Ensure security and safety
I saw security guards patrolling the trails. In addition, there are emergency lights about every 200 feet along the trail. They have security cameras and an emergency button.
I really enjoyed the bike tour of Detroit. They have aggressive plans to implement new bike infrastructure, including a new bike sharing program. If they can keep expanding the system, bicycling could become a real travel option for a great many Detroit residents.
Grand Rapids, Michigan might not be known for its transit today, but it once was.
Here's one resident's look at the history of streetcars in Grand Rapids. And his encouragement for residents to vote to support better transit there.
Luckily, this week's vote to fund transit passed by 136 votes.
raising the gax tax to close huge budget gaps. With Mary Peters and her seemingly-irrational opposition to the gax tax in all forms on the way out, gas prices low, and budget deficits high, this makes some sense. (WTOP)
Not going to help: Port Huron, Michigan and Hollywood, Florida are both removing all parking meters to boost flagging. Parking Today thinks that's a mistake: employees will take up most of the spaces, parking still won't be more attractive than at the mall, and the cities won't even have money to use to improve downtown.

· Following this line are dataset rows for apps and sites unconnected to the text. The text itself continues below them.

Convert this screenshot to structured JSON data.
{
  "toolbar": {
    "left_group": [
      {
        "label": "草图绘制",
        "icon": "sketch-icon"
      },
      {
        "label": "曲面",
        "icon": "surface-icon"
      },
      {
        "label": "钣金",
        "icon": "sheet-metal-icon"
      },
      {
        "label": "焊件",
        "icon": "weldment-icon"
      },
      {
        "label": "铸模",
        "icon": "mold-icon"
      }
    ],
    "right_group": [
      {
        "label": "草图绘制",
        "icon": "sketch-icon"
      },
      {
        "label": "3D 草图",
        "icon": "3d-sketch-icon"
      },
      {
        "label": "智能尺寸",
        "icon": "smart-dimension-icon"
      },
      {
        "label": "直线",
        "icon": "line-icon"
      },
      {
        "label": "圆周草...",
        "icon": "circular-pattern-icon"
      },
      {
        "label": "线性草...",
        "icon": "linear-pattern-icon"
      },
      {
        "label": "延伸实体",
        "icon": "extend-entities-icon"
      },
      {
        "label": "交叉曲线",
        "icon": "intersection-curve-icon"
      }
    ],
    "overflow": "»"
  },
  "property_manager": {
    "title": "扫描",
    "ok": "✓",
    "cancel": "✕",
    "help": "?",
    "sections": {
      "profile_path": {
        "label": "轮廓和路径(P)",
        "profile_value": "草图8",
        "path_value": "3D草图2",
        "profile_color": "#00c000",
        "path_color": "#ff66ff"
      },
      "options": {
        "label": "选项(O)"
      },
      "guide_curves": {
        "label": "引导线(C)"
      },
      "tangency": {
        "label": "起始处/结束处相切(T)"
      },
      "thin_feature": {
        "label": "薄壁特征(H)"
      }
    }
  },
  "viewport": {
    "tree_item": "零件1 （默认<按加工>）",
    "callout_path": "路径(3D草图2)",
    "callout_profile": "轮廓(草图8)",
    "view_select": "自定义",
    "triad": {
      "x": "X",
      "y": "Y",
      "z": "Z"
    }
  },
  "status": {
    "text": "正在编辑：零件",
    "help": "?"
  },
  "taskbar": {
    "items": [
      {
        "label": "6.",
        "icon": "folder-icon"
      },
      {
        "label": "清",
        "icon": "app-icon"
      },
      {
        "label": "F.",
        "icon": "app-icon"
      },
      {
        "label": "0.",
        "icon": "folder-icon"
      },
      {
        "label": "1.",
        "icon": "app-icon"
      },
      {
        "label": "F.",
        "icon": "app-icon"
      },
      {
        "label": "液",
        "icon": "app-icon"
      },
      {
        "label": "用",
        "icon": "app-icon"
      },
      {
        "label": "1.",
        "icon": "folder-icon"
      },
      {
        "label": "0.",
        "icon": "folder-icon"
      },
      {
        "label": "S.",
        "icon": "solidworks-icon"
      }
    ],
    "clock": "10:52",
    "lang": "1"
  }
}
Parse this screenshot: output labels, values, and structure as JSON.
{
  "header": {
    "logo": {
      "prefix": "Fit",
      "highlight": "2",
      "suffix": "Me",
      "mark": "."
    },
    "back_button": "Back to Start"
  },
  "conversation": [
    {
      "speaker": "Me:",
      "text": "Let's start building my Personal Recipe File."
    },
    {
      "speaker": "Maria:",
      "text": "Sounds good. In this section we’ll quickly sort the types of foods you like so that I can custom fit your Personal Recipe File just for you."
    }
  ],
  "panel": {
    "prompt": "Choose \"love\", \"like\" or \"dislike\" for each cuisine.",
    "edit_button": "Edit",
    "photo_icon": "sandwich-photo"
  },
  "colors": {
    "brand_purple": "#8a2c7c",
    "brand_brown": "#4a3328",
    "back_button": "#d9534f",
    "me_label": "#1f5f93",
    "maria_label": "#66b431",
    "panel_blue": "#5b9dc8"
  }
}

Greening our "unnecessary garages": Today's Post prints an op-ed by Ingrid Specht endorsing lower parking minimums for DC. "In fact, employees should receive benefits for not driving to work." Specht suggests the Columbia Heights garage could be better utilized if it stayed open later for restaurant goers, filled in some of the empty space with bicycle parking, or added Zipcar spaces, "rather than hoping they are someday filled with personal vehicles, promoting pollution." Tip: Michael P.
Paleolithic road planners: Dr. Gridlock considers a right-turn lane on Georgia Avenue at Spring Street (probably not a good diea) and reveals some ongoing old-fashioned traffic thinking at the Maryland State Highway Administration: "Their goal, [SHA traffic planners] say, is to get the most vehicles through the area in the most predictable way possible." Even pedestrians aside, the goal should be to get the most people through the area, not the most vehicles. It's an important distinction, since one bus carries as many people as a whole lane of cars.
And... The NOAA headquarters in College Park is indeed transit-unfriendly; Great Streets and the 11th Street Bridges may be on the budgetary chopping block; a Welsh translation attempt leads to a hilarious result.
Prince of Petworth noticed this "green" truck:
Using ethanol to power a big Chevy pickup is far from green in many ways: a big car uses a lot of energy, and ethanol isn't any better for the environment anyway.
Meanwhile, Streetsblog discoverd a "Bizarre News" article on a Flint, Michigan news station's Web site. What's bizarre? Bike sharing in DC. In Michigan, that really is bizarre. The more ironic part? The story carries a Chrysler ad.
- Bikeshare is a gateway to private biking, not competition
- Judge denies injunction against closing schools
- Short-term Washingtonians deserve a voice, too
- Long-term closures: A solution to single-tracking?
- Public land deals have both benefits and pitfalls
- Metro policy for refunds after delays falls short, riders say
- PG planners propose bold new smart growth future